>> It's clear than DMOZ editors spend far to much talking about what a great job they do than actually doing that job <<
See, that's the great thing about being a volunteer at the ODP. No other editor can tell me what to do, where, or when, or how much; and the outside public have even less influence. Whether I go down the pub, watch TV, post in forums, edit at the ODP, is none of your business.
You're a poster at this forum; why don't you go and post in all the threads that have a single unanswered post. I blame you for all of the threads where people have aked questions and you ignored their request [webmasterworld.com]. You should get to it right now.
| 10:41 pm on Oct 2, 2005 (gmt 0)|
>> Just think if some of these DMOZ editors with 2800 posts and more could simply have decided it was more important to reply to questions from companies and webmasters (instead of posting in a webmaster forum)as to the status of their submissions ..what a real difference that would make. <<
Since you've aimed that question at me, I'll answer it.
Over at some forum that cannot be named here, I answered many hundreds of status requests; and in the couple of years that the expermiment ran well over 10 000 sites were given a status report by various editors that volunteered to do so. At the same time, there were thousands of editors who never even went to that forum at all.

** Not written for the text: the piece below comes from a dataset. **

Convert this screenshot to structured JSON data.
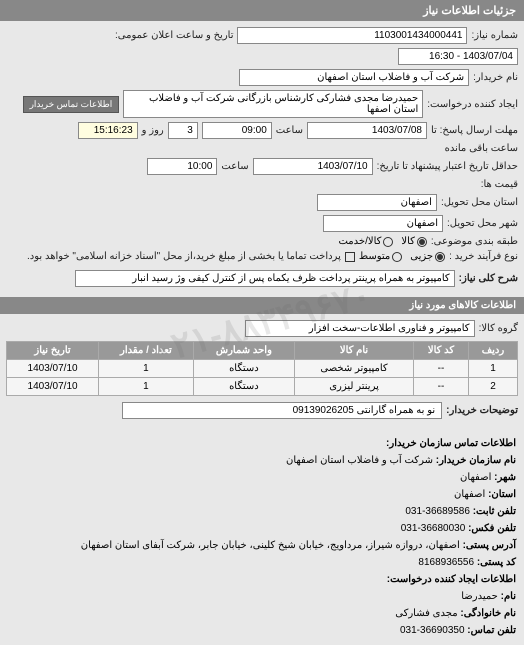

For most of the status threads, and for most of the time, the answer was "submission received, someone will look at it eventually". For many others, the site was a site that was not listable, or had been spamming us for some time. When we told those people we would not list their site, the thread turned into an argument, every time.
There were many people asking what looked like innocent questions, but were merely testing how our spam filters worked - those people did not merit an answer at all - and there were a lot of them.

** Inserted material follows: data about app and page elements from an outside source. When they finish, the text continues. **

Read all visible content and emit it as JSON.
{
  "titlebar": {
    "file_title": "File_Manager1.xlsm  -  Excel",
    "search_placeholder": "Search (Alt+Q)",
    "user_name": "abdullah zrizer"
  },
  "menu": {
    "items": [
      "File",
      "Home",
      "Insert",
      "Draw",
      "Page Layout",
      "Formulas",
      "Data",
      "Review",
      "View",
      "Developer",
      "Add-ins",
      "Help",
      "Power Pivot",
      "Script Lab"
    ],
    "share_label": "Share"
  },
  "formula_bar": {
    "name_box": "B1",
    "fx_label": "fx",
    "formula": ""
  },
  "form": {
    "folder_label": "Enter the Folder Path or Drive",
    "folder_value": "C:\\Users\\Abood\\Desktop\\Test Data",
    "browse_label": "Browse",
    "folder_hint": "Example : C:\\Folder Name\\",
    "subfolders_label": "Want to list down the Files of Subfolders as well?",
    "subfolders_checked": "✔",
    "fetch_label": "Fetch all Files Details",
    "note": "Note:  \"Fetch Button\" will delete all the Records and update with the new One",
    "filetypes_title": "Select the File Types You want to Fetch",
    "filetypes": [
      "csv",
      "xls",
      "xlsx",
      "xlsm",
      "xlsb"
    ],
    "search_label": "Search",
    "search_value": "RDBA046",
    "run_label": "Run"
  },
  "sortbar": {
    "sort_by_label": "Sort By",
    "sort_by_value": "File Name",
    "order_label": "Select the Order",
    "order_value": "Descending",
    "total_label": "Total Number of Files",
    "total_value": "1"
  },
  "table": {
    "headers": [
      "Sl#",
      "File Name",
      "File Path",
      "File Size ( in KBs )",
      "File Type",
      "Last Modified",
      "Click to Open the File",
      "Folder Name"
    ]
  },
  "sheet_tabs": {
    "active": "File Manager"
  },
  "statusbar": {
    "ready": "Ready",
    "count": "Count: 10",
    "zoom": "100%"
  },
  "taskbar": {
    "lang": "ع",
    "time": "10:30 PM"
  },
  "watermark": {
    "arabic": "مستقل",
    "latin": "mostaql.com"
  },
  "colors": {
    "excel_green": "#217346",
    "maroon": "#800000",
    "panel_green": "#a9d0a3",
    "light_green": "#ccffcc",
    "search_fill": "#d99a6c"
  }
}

There were only a few dozen sites (out of 10 000) where some editing error had seen a good site failing to be listed, or some technical problem (especially around the time of the ODP server upgrades a year or two back) seeing a site submission get lost in the system. So, the ODP has tried public review, and status reports, and feedback -- and it doesn't work.

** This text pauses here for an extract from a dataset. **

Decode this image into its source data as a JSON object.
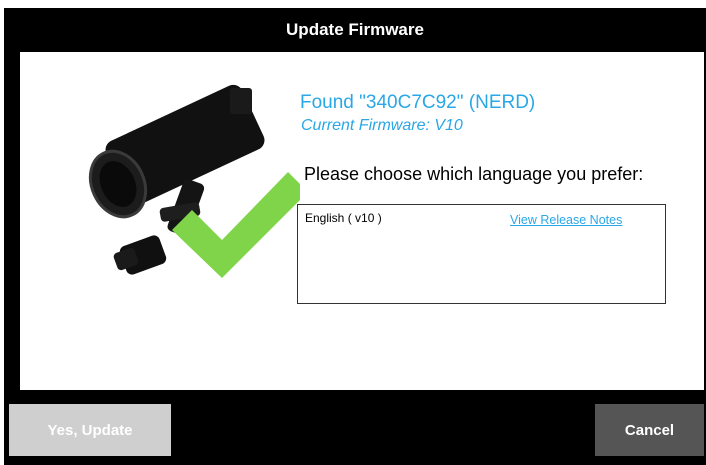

If this forum offered that service then there would be a hundred threads per day - all like this one. WebmasterWorld does not need that. The editors don't need that. Hell, the world does not need that.
>> what a real difference that would make <<
It would make no difference at all. Been there. Done that.
There have been over 2000 posts at WebmasterWorld this year about how the ODP works - and you still don't get it. No way are we going to have anyone starting several hundred to several thousand threads per day on that subject, one per site submitted.
| 10:51 pm on Oct 2, 2005 (gmt 0)|
DMOZ editors control who gets a piece of hundreds of millions ...maybe billions $$$$ now
Interesting. How would these millions be divided up exactly. Each editor getting a bung for maintaining quality or some other service?
| This 195 message thread spans 7 pages: < < 195 ( 1 2 3 4 5  7 ) > > |